No thanks to Vince: Clegg wins Lib Dem backing for coalition’s austerity drive

Nick Clegg has won his party's renewed support for the coalition's austerity drive, after rebels calling for a "rebalanced" economic policy were roundly defeated.

It followed a morning of media attention on business secretary Vince Cable's decision to absent himself from the debate, after a reported disagreement between him and Clegg.

Cable arrived for the second half of the debate, in time to see the party leader win applause from delegates for his defence of the coalition's uncompromising approach towards deficit reduction.

"Please be careful for what you wish for," Clegg said in his contribution to the debate.

"If we start messing about with the big goalposts we've stuck in the ground… we will destroy jobs and decrease prosperity."

Under pressure from the conference chair to wrap up his comments, he concluded: "The only people who will welcome what we do today are George Osborne and Ed Balls. You were brave last year – be brave again."

Delegates gathered at the conference hall in Glasgow then voted as Clegg had asked them to.

Liberal Democrat deputy leader Simon Hughes refused to back Clegg's lead on the rebel amendments calling for councils to be able to borrow more to fund housing, however.

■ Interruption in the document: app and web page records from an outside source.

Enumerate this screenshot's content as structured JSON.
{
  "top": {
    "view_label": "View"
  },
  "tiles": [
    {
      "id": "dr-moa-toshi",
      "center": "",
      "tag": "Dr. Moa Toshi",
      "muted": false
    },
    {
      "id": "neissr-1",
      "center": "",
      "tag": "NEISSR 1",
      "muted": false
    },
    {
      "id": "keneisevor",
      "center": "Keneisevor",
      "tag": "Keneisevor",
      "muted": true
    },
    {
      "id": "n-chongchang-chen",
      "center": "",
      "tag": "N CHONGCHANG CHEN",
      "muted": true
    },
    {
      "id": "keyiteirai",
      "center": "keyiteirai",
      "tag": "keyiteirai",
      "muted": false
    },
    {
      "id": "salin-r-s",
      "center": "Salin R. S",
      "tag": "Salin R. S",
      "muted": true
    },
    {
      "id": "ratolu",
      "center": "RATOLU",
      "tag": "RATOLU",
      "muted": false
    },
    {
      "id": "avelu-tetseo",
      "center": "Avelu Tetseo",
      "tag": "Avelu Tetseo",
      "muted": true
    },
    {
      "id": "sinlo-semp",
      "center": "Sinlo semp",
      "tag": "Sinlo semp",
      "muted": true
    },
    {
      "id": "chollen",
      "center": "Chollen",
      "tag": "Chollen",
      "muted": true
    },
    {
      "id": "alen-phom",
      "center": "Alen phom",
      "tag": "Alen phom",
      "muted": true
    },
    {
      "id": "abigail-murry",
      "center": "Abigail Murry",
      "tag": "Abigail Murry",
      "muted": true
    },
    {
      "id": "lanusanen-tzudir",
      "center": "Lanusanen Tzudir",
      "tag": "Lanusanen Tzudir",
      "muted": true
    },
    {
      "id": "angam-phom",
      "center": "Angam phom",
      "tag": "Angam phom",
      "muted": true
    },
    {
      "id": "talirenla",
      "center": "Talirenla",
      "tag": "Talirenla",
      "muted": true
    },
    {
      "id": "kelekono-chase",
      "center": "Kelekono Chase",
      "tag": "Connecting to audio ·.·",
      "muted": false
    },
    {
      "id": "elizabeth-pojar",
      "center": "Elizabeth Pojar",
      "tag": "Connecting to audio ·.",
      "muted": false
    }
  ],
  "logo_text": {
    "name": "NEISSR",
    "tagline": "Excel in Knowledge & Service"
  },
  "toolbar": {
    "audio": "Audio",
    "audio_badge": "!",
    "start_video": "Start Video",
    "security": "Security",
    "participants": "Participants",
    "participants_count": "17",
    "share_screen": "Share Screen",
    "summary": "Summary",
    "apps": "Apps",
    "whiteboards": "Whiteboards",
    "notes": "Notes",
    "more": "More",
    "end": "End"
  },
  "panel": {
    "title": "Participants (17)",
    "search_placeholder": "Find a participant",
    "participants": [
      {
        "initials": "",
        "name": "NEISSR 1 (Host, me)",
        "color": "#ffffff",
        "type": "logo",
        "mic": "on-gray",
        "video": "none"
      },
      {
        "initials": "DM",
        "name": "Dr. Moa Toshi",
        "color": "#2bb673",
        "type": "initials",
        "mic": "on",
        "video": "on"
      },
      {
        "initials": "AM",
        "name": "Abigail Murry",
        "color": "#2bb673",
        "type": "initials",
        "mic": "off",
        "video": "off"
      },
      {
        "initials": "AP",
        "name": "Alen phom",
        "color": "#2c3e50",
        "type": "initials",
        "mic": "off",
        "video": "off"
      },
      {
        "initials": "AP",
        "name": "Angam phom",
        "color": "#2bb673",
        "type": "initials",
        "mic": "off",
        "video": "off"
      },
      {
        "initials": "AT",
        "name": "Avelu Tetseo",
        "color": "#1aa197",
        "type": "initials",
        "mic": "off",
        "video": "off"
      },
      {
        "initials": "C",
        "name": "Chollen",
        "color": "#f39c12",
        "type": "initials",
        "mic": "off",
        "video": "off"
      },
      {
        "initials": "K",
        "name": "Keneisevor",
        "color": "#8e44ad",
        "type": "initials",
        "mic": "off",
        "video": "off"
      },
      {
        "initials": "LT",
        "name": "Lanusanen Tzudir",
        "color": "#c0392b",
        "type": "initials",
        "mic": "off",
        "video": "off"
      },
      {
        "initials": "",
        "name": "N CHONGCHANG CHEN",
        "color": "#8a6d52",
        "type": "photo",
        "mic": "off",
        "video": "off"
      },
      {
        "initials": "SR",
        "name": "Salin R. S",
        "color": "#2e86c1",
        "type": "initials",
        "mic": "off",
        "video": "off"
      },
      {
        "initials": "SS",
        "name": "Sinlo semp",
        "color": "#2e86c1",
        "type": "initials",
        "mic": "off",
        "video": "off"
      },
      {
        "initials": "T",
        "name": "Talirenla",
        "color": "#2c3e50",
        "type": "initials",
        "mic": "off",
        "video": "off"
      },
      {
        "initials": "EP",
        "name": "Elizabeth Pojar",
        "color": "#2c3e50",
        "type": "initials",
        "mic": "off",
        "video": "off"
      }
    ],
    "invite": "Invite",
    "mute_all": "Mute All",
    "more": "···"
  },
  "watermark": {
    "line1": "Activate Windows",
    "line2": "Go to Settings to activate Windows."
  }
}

Clegg's victory over grassroots party members linked to the left-of-centre Social Liberal Forum will strengthen the impression he is the strongest of the three mainstream party leaders this conference season.

But speculation over Cable's dissent could undermine that view. The business secretary is understood to have called on Clegg to water down party policy on the economy.

The deputy prime minister refused, setting the stage for a high stakes gamble that he would win the debate by taking the unusual step of speaking in it himself.

This morning Clegg played down the row over Cable's absence as a "storm in a teacup".

"I am the leader of the Liberal Democrats," he declared on the Today programme.

"I don't run a boot camp. I don't tell people when they have to turn up to meetings."

Aides of the business secretary had earlier suggested Cable was not attending the debate because he is spending the morning preparing for his speech to conference. He appeared about an hour after the debate started at 11:00 BST.

Cable did nothing in his speech to reduce the impression he is the leader of the Lib Dems' centre-left, reminding delegates he used to campaign for Labour and launching into a vicious attack against the Conservatives' "dog-whistle politics".

An unsuccessful grassroots uprising

The debate against the Lib Dem leadership's determination to stick with the coalition's austerity agenda was led by Naomi Smith and Gareth Epps, who had tabled amendments arguing for the coalition's approach to deficit reduction to be "rebalanced to give greater support for measures that raise employment and growth".

That assessment was rejected but Clegg backed their calls for "increased capital investment in people, business and infrastructure", a shift towards "robust regional economies" and a further shift in "the burden of fiscal consolidation" towards the wealthy.

Many party activists believe the Lib Dems would perform better at the next general election if it is seen to be trying to dilute the strictness of its approach to the economy.

The SLF's director, Prateek Buch, argued Clegg was ignoring "persistently high unemployment", high housing costs hitting living standards and a continued dependence on the City for economic growth.

"We should strive to raise investment and median wages up to and after the next election," Buch wrote in an article for the Independent newspaper before the vote.

"This means giving ourselves the tools – fiscal, monetary and structural – to bring about an economic recovery driven less by house prices and consumer debt, more by green investment and housebuilding."

Unlike other mainstream political parties in Britain, the Lib Dems give conference delegates a say in deciding their stance on a range of issues.

While leaders have suffered defeats in the past it is rare for the party leader to actually speak – raising the stakes for Clegg in a vote which it was critical for him to win.

Despite his victory the Lib Dem leader faces difficult midterm poll numbers.

A poll for the Independent newspaper by YouGov suggests 36% of Lib Dem voters believe the party has changed for the worse since 2010. That compares to just 20% who think it has got better.